Entries supplied:
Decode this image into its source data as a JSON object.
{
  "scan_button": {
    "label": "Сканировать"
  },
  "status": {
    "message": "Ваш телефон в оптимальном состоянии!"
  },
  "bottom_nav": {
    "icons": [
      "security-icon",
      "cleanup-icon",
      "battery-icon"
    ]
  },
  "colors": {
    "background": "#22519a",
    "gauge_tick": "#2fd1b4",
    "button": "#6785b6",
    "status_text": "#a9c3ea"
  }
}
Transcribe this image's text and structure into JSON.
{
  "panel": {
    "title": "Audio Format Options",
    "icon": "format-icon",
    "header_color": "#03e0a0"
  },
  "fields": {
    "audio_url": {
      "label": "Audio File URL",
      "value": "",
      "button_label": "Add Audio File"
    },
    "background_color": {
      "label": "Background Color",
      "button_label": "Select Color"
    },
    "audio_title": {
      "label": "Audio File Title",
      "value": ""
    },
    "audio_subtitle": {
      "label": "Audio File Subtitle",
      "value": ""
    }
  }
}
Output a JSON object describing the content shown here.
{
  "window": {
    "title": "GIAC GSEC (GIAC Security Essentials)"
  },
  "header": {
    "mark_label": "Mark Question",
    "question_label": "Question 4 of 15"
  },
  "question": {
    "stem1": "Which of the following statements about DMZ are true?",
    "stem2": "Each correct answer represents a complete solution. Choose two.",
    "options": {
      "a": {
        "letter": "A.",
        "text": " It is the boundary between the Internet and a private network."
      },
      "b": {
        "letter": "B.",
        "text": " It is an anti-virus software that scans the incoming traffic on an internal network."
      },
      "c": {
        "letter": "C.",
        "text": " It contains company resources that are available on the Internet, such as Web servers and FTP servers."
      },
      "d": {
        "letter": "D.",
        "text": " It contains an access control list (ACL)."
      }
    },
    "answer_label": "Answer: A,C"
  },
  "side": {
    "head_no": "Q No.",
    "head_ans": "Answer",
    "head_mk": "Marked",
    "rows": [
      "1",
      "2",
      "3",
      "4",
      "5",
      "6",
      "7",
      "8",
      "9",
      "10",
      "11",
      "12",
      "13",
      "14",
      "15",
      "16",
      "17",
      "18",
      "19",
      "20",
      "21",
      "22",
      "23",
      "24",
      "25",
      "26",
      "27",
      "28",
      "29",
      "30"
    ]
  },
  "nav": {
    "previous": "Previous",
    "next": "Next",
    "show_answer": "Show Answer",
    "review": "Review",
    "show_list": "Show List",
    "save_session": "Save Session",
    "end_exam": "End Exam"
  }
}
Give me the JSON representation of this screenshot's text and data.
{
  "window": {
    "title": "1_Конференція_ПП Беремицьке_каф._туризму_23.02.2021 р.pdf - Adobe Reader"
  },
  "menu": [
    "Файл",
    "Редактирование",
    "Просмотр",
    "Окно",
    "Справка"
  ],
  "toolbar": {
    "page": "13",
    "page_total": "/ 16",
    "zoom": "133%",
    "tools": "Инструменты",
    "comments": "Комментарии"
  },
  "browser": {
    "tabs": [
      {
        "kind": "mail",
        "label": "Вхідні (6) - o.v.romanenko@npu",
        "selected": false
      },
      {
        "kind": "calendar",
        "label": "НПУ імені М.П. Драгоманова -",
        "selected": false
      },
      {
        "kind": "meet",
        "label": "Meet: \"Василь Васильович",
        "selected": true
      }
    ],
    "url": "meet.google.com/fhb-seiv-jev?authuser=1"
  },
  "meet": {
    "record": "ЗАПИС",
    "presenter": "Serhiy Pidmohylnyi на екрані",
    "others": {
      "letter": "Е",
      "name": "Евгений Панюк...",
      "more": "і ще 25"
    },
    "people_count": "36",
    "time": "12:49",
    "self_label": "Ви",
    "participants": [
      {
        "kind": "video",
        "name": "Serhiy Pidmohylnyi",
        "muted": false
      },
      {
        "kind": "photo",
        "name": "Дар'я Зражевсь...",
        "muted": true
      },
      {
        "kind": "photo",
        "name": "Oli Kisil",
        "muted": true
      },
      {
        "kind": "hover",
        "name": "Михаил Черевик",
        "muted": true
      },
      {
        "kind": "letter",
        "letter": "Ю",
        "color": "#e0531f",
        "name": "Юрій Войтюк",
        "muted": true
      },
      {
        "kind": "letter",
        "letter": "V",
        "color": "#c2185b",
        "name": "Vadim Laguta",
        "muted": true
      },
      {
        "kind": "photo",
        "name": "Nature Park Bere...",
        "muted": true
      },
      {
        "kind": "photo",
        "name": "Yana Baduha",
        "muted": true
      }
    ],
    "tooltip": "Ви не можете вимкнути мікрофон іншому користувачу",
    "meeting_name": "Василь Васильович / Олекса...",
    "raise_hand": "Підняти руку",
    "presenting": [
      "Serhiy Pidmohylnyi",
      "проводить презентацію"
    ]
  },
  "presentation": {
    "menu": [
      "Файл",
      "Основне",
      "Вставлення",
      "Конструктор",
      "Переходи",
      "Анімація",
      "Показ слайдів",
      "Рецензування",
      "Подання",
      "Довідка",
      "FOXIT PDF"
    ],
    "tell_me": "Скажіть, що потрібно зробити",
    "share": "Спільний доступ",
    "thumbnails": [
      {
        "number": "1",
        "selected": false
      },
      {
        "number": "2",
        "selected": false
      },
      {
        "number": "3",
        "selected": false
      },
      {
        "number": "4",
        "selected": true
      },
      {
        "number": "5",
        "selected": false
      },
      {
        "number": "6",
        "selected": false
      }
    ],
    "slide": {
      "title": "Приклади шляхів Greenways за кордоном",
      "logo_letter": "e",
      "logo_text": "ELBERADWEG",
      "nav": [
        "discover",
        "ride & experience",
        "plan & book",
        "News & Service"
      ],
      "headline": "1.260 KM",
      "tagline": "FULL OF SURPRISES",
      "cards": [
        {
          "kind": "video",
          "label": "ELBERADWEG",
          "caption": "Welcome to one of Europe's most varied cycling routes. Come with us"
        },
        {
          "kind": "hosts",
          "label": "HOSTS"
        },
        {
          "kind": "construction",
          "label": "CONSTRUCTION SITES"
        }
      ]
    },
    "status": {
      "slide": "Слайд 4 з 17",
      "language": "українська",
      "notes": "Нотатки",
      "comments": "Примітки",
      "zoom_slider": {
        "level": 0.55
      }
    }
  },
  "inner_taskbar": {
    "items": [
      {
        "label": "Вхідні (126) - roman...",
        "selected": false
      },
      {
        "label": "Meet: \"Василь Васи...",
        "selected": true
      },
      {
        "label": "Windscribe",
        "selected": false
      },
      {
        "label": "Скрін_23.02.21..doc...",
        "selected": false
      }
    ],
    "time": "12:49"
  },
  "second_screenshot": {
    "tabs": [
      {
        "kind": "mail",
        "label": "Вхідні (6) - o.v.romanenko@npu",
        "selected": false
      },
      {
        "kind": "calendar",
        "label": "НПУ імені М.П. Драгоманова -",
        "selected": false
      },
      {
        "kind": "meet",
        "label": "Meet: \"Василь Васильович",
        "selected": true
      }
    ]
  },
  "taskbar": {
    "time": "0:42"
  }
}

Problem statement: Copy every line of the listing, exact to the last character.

Exercise response:
Decode this image into its source data as a JSON object.
{
  "scan_button": {
    "label": "Сканировать"
  },
  "status": {
    "message": "Ваш телефон в оптимальном состоянии!"
  },
  "bottom_nav": {
    "icons": [
      "security-icon",
      "cleanup-icon",
      "battery-icon"
    ]
  },
  "colors": {
    "background": "#22519a",
    "gauge_tick": "#2fd1b4",
    "button": "#6785b6",
    "status_text": "#a9c3ea"
  }
}
Transcribe this image's text and structure into JSON.
{
  "panel": {
    "title": "Audio Format Options",
    "icon": "format-icon",
    "header_color": "#03e0a0"
  },
  "fields": {
    "audio_url": {
      "label": "Audio File URL",
      "value": "",
      "button_label": "Add Audio File"
    },
    "background_color": {
      "label": "Background Color",
      "button_label": "Select Color"
    },
    "audio_title": {
      "label": "Audio File Title",
      "value": ""
    },
    "audio_subtitle": {
      "label": "Audio File Subtitle",
      "value": ""
    }
  }
}
Output a JSON object describing the content shown here.
{
  "window": {
    "title": "GIAC GSEC (GIAC Security Essentials)"
  },
  "header": {
    "mark_label": "Mark Question",
    "question_label": "Question 4 of 15"
  },
  "question": {
    "stem1": "Which of the following statements about DMZ are true?",
    "stem2": "Each correct answer represents a complete solution. Choose two.",
    "options": {
      "a": {
        "letter": "A.",
        "text": " It is the boundary between the Internet and a private network."
      },
      "b": {
        "letter": "B.",
        "text": " It is an anti-virus software that scans the incoming traffic on an internal network."
      },
      "c": {
        "letter": "C.",
        "text": " It contains company resources that are available on the Internet, such as Web servers and FTP servers."
      },
      "d": {
        "letter": "D.",
        "text": " It contains an access control list (ACL)."
      }
    },
    "answer_label": "Answer: A,C"
  },
  "side": {
    "head_no": "Q No.",
    "head_ans": "Answer",
    "head_mk": "Marked",
    "rows": [
      "1",
      "2",
      "3",
      "4",
      "5",
      "6",
      "7",
      "8",
      "9",
      "10",
      "11",
      "12",
      "13",
      "14",
      "15",
      "16",
      "17",
      "18",
      "19",
      "20",
      "21",
      "22",
      "23",
      "24",
      "25",
      "26",
      "27",
      "28",
      "29",
      "30"
    ]
  },
  "nav": {
    "previous": "Previous",
    "next": "Next",
    "show_answer": "Show Answer",
    "review": "Review",
    "show_list": "Show List",
    "save_session": "Save Session",
    "end_exam": "End Exam"
  }
}
Give me the JSON representation of this screenshot's text and data.
{
  "window": {
    "title": "1_Конференція_ПП Беремицьке_каф._туризму_23.02.2021 р.pdf - Adobe Reader"
  },
  "menu": [
    "Файл",
    "Редактирование",
    "Просмотр",
    "Окно",
    "Справка"
  ],
  "toolbar": {
    "page": "13",
    "page_total": "/ 16",
    "zoom": "133%",
    "tools": "Инструменты",
    "comments": "Комментарии"
  },
  "browser": {
    "tabs": [
      {
        "kind": "mail",
        "label": "Вхідні (6) - o.v.romanenko@npu",
        "selected": false
      },
      {
        "kind": "calendar",
        "label": "НПУ імені М.П. Драгоманова -",
        "selected": false
      },
      {
        "kind": "meet",
        "label": "Meet: \"Василь Васильович",
        "selected": true
      }
    ],
    "url": "meet.google.com/fhb-seiv-jev?authuser=1"
  },
  "meet": {
    "record": "ЗАПИС",
    "presenter": "Serhiy Pidmohylnyi на екрані",
    "others": {
      "letter": "Е",
      "name": "Евгений Панюк...",
      "more": "і ще 25"
    },
    "people_count": "36",
    "time": "12:49",
    "self_label": "Ви",
    "participants": [
      {
        "kind": "video",
        "name": "Serhiy Pidmohylnyi",
        "muted": false
      },
      {
        "kind": "photo",
        "name": "Дар'я Зражевсь...",
        "muted": true
      },
      {
        "kind": "photo",
        "name": "Oli Kisil",
        "muted": true
      },
      {
        "kind": "hover",
        "name": "Михаил Черевик",
        "muted": true
      },
      {
        "kind": "letter",
        "letter": "Ю",
        "color": "#e0531f",
        "name": "Юрій Войтюк",
        "muted": true
      },
      {
        "kind": "letter",
        "letter": "V",
        "color": "#c2185b",
        "name": "Vadim Laguta",
        "muted": true
      },
      {
        "kind": "photo",
        "name": "Nature Park Bere...",
        "muted": true
      },
      {
        "kind": "photo",
        "name": "Yana Baduha",
        "muted": true
      }
    ],
    "tooltip": "Ви не можете вимкнути мікрофон іншому користувачу",
    "meeting_name": "Василь Васильович / Олекса...",
    "raise_hand": "Підняти руку",
    "presenting": [
      "Serhiy Pidmohylnyi",
      "проводить презентацію"
    ]
  },
  "presentation": {
    "menu": [
      "Файл",
      "Основне",
      "Вставлення",
      "Конструктор",
      "Переходи",
      "Анімація",
      "Показ слайдів",
      "Рецензування",
      "Подання",
      "Довідка",
      "FOXIT PDF"
    ],
    "tell_me": "Скажіть, що потрібно зробити",
    "share": "Спільний доступ",
    "thumbnails": [
      {
        "number": "1",
        "selected": false
      },
      {
        "number": "2",
        "selected": false
      },
      {
        "number": "3",
        "selected": false
      },
      {
        "number": "4",
        "selected": true
      },
      {
        "number": "5",
        "selected": false
      },
      {
        "number": "6",
        "selected": false
      }
    ],
    "slide": {
      "title": "Приклади шляхів Greenways за кордоном",
      "logo_letter": "e",
      "logo_text": "ELBERADWEG",
      "nav": [
        "discover",
        "ride & experience",
        "plan & book",
        "News & Service"
      ],
      "headline": "1.260 KM",
      "tagline": "FULL OF SURPRISES",
      "cards": [
        {
          "kind": "video",
          "label": "ELBERADWEG",
          "caption": "Welcome to one of Europe's most varied cycling routes. Come with us"
        },
        {
          "kind": "hosts",
          "label": "HOSTS"
        },
        {
          "kind": "construction",
          "label": "CONSTRUCTION SITES"
        }
      ]
    },
    "status": {
      "slide": "Слайд 4 з 17",
      "language": "українська",
      "notes": "Нотатки",
      "comments": "Примітки",
      "zoom_slider": {
        "level": 0.55
      }
    }
  },
  "inner_taskbar": {
    "items": [
      {
        "label": "Вхідні (126) - roman...",
        "selected": false
      },
      {
        "label": "Meet: \"Василь Васи...",
        "selected": true
      },
      {
        "label": "Windscribe",
        "selected": false
      },
      {
        "label": "Скрін_23.02.21..doc...",
        "selected": false
      }
    ],
    "time": "12:49"
  },
  "second_screenshot": {
    "tabs": [
      {
        "kind": "mail",
        "label": "Вхідні (6) - o.v.romanenko@npu",
        "selected": false
      },
      {
        "kind": "calendar",
        "label": "НПУ імені М.П. Драгоманова -",
        "selected": false
      },
      {
        "kind": "meet",
        "label": "Meet: \"Василь Васильович",
        "selected": true
      }
    ]
  },
  "taskbar": {
    "time": "0:42"
  }
}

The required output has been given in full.